### [Items from an interface collection]
__________
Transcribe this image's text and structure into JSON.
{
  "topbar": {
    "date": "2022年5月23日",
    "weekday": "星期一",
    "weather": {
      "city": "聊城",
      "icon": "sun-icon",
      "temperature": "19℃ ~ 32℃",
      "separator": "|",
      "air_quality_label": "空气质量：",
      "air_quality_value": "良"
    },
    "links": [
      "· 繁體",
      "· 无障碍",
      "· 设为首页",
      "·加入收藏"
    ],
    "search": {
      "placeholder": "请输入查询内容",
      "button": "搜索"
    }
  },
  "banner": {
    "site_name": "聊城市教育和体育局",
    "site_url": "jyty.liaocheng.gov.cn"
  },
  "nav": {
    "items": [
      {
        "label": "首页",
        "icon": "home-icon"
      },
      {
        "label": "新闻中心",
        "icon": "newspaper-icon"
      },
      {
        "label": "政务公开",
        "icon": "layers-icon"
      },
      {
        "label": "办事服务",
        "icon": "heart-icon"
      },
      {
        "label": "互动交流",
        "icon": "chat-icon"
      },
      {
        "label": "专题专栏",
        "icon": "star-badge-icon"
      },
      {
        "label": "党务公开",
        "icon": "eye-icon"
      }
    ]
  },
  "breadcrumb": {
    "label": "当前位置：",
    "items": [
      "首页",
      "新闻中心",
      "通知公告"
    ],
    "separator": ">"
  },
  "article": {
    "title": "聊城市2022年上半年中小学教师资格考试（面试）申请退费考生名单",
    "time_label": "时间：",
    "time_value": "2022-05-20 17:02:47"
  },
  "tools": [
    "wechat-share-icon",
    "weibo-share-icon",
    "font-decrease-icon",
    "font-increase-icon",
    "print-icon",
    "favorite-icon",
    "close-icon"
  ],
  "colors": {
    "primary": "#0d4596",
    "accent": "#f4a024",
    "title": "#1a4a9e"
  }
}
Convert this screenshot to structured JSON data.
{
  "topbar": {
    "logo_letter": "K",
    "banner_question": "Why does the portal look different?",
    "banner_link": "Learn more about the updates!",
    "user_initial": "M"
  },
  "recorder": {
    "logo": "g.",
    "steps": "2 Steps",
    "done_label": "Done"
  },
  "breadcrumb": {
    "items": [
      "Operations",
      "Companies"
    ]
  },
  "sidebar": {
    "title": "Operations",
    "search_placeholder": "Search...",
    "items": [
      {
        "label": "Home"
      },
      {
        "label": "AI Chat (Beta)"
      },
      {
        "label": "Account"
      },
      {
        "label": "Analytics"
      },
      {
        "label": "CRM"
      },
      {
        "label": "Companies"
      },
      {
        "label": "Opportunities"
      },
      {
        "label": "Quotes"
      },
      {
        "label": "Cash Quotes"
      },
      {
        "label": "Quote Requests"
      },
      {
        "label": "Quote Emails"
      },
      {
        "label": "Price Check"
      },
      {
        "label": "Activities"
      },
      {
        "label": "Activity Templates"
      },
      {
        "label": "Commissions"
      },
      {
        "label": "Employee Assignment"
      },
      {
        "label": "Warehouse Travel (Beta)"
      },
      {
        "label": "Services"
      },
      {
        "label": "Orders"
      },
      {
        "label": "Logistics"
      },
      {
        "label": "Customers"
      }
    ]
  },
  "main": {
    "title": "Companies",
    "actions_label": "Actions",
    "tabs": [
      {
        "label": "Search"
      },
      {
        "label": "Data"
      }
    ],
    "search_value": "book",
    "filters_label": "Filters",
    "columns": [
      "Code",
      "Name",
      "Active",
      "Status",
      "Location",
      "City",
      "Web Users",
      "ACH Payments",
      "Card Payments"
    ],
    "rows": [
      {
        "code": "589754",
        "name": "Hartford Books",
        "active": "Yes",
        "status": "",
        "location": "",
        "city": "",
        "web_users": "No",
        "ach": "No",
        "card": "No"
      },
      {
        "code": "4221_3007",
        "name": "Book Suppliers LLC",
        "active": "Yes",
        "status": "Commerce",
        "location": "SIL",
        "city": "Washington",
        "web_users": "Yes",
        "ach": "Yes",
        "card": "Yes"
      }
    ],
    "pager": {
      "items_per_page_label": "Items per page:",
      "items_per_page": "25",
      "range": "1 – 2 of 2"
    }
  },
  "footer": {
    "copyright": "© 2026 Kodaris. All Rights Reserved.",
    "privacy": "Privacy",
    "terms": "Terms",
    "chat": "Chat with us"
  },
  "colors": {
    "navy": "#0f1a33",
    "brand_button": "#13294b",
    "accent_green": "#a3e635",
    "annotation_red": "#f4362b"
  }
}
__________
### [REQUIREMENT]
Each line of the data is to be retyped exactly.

### [FINAL ANSWER]
Transcribe this image's text and structure into JSON.
{
  "topbar": {
    "date": "2022年5月23日",
    "weekday": "星期一",
    "weather": {
      "city": "聊城",
      "icon": "sun-icon",
      "temperature": "19℃ ~ 32℃",
      "separator": "|",
      "air_quality_label": "空气质量：",
      "air_quality_value": "良"
    },
    "links": [
      "· 繁體",
      "· 无障碍",
      "· 设为首页",
      "·加入收藏"
    ],
    "search": {
      "placeholder": "请输入查询内容",
      "button": "搜索"
    }
  },
  "banner": {
    "site_name": "聊城市教育和体育局",
    "site_url": "jyty.liaocheng.gov.cn"
  },
  "nav": {
    "items": [
      {
        "label": "首页",
        "icon": "home-icon"
      },
      {
        "label": "新闻中心",
        "icon": "newspaper-icon"
      },
      {
        "label": "政务公开",
        "icon": "layers-icon"
      },
      {
        "label": "办事服务",
        "icon": "heart-icon"
      },
      {
        "label": "互动交流",
        "icon": "chat-icon"
      },
      {
        "label": "专题专栏",
        "icon": "star-badge-icon"
      },
      {
        "label": "党务公开",
        "icon": "eye-icon"
      }
    ]
  },
  "breadcrumb": {
    "label": "当前位置：",
    "items": [
      "首页",
      "新闻中心",
      "通知公告"
    ],
    "separator": ">"
  },
  "article": {
    "title": "聊城市2022年上半年中小学教师资格考试（面试）申请退费考生名单",
    "time_label": "时间：",
    "time_value": "2022-05-20 17:02:47"
  },
  "tools": [
    "wechat-share-icon",
    "weibo-share-icon",
    "font-decrease-icon",
    "font-increase-icon",
    "print-icon",
    "favorite-icon",
    "close-icon"
  ],
  "colors": {
    "primary": "#0d4596",
    "accent": "#f4a024",
    "title": "#1a4a9e"
  }
}
Convert this screenshot to structured JSON data.
{
  "topbar": {
    "logo_letter": "K",
    "banner_question": "Why does the portal look different?",
    "banner_link": "Learn more about the updates!",
    "user_initial": "M"
  },
  "recorder": {
    "logo": "g.",
    "steps": "2 Steps",
    "done_label": "Done"
  },
  "breadcrumb": {
    "items": [
      "Operations",
      "Companies"
    ]
  },
  "sidebar": {
    "title": "Operations",
    "search_placeholder": "Search...",
    "items": [
      {
        "label": "Home"
      },
      {
        "label": "AI Chat (Beta)"
      },
      {
        "label": "Account"
      },
      {
        "label": "Analytics"
      },
      {
        "label": "CRM"
      },
      {
        "label": "Companies"
      },
      {
        "label": "Opportunities"
      },
      {
        "label": "Quotes"
      },
      {
        "label": "Cash Quotes"
      },
      {
        "label": "Quote Requests"
      },
      {
        "label": "Quote Emails"
      },
      {
        "label": "Price Check"
      },
      {
        "label": "Activities"
      },
      {
        "label": "Activity Templates"
      },
      {
        "label": "Commissions"
      },
      {
        "label": "Employee Assignment"
      },
      {
        "label": "Warehouse Travel (Beta)"
      },
      {
        "label": "Services"
      },
      {
        "label": "Orders"
      },
      {
        "label": "Logistics"
      },
      {
        "label": "Customers"
      }
    ]
  },
  "main": {
    "title": "Companies",
    "actions_label": "Actions",
    "tabs": [
      {
        "label": "Search"
      },
      {
        "label": "Data"
      }
    ],
    "search_value": "book",
    "filters_label": "Filters",
    "columns": [
      "Code",
      "Name",
      "Active",
      "Status",
      "Location",
      "City",
      "Web Users",
      "ACH Payments",
      "Card Payments"
    ],
    "rows": [
      {
        "code": "589754",
        "name": "Hartford Books",
        "active": "Yes",
        "status": "",
        "location": "",
        "city": "",
        "web_users": "No",
        "ach": "No",
        "card": "No"
      },
      {
        "code": "4221_3007",
        "name": "Book Suppliers LLC",
        "active": "Yes",
        "status": "Commerce",
        "location": "SIL",
        "city": "Washington",
        "web_users": "Yes",
        "ach": "Yes",
        "card": "Yes"
      }
    ],
    "pager": {
      "items_per_page_label": "Items per page:",
      "items_per_page": "25",
      "range": "1 – 2 of 2"
    }
  },
  "footer": {
    "copyright": "© 2026 Kodaris. All Rights Reserved.",
    "privacy": "Privacy",
    "terms": "Terms",
    "chat": "Chat with us"
  },
  "colors": {
    "navy": "#0f1a33",
    "brand_button": "#13294b",
    "accent_green": "#a3e635",
    "annotation_red": "#f4362b"
  }
}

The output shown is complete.